Michael Keating is Professor of Politics at the University of Aberdeen and the University of Edinburgh. He is a Fellow of the British Academy and of the Royal Society of Edinburgh and an Academician of the Social Sciences. He has published extensively on European politics, nationalism and regionalism.
For more information or if you would like a signed copy because you can’t make it to the event, please contact Ann Landmann on 0131 622 8222 or [email protected]
Come along to The Castle Hotel (66 Oldham St, Manchester M4 1LE) from 7pm. Come along for some food, some socialising and a two talks in an informal setting…

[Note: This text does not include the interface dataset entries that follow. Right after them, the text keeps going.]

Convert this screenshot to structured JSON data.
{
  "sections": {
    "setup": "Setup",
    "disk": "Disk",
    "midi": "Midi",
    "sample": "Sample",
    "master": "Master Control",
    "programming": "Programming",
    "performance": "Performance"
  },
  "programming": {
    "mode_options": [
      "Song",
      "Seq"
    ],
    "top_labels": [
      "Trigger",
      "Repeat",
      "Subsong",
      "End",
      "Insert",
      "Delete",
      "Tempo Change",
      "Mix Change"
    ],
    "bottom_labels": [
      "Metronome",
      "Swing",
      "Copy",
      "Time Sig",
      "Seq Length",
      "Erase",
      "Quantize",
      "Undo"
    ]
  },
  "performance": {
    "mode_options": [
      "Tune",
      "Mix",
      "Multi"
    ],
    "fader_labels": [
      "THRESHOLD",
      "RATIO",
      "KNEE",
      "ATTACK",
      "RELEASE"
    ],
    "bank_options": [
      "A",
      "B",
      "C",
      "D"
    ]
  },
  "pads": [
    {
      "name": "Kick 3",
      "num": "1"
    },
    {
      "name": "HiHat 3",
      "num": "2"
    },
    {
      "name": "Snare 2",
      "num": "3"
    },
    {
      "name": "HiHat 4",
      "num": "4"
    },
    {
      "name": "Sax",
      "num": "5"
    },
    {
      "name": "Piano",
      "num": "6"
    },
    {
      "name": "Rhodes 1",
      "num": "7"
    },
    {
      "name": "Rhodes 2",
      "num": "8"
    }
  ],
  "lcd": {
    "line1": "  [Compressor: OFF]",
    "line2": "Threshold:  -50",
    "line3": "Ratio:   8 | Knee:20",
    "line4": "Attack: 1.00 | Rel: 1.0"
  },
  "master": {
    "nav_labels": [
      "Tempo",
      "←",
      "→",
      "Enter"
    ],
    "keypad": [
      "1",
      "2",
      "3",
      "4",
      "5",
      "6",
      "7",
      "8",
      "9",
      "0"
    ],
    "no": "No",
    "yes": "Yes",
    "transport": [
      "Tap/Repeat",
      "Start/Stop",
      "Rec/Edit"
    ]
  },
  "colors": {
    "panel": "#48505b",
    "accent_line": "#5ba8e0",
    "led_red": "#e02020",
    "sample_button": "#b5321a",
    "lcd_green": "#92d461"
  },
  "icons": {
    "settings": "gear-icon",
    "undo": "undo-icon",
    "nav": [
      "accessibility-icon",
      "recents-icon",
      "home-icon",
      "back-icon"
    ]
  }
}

What is feminism? Ask ten people this question and you might get ten different answers. It’s not that I claim to have the one right answer but rather that I do have one I have settled on and I am pleased to share it with Ragged members. My generation of women has seen enormous changes in our lives. I hardly recognise myself as the young woman who always sat quietly in one corner or another. To me, that is proof of feminism as an agent of personal growth and empowerment; one more reason to share what I know about it.

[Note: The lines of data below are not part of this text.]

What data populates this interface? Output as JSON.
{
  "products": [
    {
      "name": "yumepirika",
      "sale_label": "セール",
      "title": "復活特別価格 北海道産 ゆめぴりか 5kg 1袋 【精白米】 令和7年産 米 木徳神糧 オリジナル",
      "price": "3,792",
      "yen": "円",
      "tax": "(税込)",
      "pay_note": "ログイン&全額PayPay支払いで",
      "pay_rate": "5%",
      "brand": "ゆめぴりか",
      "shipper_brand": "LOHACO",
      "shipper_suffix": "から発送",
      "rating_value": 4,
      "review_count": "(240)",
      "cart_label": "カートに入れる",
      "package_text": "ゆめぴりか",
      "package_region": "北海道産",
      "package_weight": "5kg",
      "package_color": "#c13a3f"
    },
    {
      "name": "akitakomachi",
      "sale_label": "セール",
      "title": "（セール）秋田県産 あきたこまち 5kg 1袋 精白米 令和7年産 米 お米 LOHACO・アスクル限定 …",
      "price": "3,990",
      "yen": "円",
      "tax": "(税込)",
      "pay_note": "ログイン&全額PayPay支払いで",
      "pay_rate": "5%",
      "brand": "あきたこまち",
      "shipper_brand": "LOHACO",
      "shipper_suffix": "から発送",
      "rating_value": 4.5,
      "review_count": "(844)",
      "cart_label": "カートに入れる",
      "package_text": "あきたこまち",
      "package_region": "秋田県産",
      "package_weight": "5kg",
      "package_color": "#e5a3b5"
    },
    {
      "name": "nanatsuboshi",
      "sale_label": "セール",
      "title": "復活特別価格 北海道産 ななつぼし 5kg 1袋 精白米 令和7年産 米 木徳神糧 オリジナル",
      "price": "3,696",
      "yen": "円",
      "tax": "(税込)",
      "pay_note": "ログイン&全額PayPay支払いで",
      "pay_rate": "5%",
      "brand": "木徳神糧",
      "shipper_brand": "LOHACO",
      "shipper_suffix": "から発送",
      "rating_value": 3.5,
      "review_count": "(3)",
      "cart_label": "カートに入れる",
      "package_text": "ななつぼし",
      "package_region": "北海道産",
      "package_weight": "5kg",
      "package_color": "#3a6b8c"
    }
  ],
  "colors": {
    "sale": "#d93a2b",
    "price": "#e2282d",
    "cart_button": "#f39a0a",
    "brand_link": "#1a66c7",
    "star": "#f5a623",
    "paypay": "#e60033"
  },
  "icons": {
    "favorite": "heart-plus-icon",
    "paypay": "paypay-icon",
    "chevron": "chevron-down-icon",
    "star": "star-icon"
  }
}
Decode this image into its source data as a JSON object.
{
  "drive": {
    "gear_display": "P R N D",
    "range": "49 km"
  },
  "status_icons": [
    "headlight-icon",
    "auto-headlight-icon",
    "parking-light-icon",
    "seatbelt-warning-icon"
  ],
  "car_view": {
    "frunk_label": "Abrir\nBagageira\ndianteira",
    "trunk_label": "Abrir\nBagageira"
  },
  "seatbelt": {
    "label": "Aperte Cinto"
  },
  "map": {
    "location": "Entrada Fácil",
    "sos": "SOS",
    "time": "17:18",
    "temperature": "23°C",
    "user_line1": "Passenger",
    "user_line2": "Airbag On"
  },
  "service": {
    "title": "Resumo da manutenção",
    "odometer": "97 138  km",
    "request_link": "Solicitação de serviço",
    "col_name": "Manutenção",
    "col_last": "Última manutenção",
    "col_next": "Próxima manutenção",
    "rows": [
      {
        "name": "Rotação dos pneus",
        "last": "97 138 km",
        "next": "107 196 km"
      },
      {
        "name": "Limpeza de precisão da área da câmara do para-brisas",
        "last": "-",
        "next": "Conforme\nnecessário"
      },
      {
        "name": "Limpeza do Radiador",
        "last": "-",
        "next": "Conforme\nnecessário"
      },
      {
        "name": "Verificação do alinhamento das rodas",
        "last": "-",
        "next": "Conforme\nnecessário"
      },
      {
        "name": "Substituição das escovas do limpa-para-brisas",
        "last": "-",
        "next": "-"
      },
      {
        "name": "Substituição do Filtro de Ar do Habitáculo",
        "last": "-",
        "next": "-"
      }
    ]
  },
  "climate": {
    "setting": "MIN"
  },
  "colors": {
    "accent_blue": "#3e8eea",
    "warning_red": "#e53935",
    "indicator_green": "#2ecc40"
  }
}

Feminism to me is a political sisterhood because it aims to challenge the dominant social force generally known as patriarchy. Some people get very precise and define it as capitalist patriarchy or imperialist capitalist patriarchy, even imperialist patriarchal capitalism. I suppose one’s view is always determined by where one stands.

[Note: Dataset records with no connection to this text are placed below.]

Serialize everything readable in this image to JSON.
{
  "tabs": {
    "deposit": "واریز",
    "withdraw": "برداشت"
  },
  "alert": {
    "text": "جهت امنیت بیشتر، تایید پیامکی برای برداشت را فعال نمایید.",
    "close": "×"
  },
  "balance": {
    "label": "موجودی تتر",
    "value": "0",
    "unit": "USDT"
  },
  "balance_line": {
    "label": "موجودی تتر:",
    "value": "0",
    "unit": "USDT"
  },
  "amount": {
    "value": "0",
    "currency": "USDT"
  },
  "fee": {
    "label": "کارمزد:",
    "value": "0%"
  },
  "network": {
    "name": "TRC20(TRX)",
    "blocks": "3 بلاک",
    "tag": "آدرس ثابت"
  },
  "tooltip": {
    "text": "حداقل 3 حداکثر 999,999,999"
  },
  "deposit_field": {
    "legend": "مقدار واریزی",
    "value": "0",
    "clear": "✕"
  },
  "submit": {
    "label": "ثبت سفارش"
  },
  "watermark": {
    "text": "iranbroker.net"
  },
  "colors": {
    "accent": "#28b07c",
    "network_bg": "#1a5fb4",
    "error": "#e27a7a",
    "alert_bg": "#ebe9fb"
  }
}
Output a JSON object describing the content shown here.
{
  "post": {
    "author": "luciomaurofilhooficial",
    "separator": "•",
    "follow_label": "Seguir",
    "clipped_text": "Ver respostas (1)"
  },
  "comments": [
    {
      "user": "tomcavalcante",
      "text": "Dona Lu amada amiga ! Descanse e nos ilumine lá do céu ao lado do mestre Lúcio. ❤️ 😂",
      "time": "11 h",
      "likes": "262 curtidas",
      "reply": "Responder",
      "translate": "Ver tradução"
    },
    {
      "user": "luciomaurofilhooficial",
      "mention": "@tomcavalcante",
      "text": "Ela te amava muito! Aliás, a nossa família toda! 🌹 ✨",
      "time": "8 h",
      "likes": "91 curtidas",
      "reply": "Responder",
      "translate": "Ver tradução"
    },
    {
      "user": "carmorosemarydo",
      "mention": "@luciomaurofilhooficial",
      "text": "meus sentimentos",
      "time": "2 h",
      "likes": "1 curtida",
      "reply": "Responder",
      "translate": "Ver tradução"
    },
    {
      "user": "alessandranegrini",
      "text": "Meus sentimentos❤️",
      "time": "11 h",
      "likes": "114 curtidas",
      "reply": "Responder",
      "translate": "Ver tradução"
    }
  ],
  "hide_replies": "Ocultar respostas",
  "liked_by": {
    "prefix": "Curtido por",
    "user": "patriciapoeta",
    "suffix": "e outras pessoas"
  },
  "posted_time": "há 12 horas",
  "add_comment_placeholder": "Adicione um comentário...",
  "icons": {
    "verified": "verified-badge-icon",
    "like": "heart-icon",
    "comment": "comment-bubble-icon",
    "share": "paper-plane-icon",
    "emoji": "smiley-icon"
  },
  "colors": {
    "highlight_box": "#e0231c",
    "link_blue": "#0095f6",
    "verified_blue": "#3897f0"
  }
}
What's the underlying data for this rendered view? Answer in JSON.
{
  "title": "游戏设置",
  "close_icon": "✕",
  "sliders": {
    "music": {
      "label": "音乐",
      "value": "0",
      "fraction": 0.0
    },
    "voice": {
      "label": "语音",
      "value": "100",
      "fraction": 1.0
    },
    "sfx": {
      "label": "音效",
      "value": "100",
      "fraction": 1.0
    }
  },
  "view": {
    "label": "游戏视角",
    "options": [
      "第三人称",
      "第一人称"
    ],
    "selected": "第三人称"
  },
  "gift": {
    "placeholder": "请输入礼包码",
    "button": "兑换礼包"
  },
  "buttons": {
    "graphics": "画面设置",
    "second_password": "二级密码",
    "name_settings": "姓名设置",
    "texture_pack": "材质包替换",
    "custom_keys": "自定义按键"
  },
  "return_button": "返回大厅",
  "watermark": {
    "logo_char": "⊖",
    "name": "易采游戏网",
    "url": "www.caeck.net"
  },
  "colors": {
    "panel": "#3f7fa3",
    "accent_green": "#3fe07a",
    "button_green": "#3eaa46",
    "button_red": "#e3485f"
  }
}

My talk therefore aims to clarify what a plain and simple patriarchal society is, how it is structured and how feminists have over time risen to the challenge of the ways in which patriarchy disempowers and even harms women as a sex class; a thing feminists call patriarchal oppression. Moreover, whilst women are doing different things differently today than they did fifty years ago they are still doing it for themselves and often for men as well. Mine will be a whistle-stop tour through an immensely rich and complex cultural landscape but I hope there will be enough time left to take questions.
During the break we have a bite to eat and a chance to socialise. Everyone is welcome to bring an item of food to put on the table to share and take away what is left at the end so nothing goes to waste
In this presentation I hope to share my story of researching ICT integration in education with rural female teachers from an island in Bangladesh. I will particularly focus on how I attempted to tap into teachers’ own ways of seeing, feeling and expressing life.
Firstly, I will talk about how I used multimodal artefact production- a method through which teachers have shared significant day to day experiences with me,- through a mode and genre of their choice-sometimes they chose images, sometimes video clips, audio clips while sometimes poems and journal entries.
Then I will talk about the distinct Bengali genre of ‘golpo/ adda’ (informal chatting) which I used in my research as an attempt to enable my participants’ experiences to emerge through their own discursive style. I will conclude by sharing how these two processes made me aware of my own ‘gaze’ and maybe helped me understand my participants from the position of a female-the position of a teacher- rather than the power position of a researcher.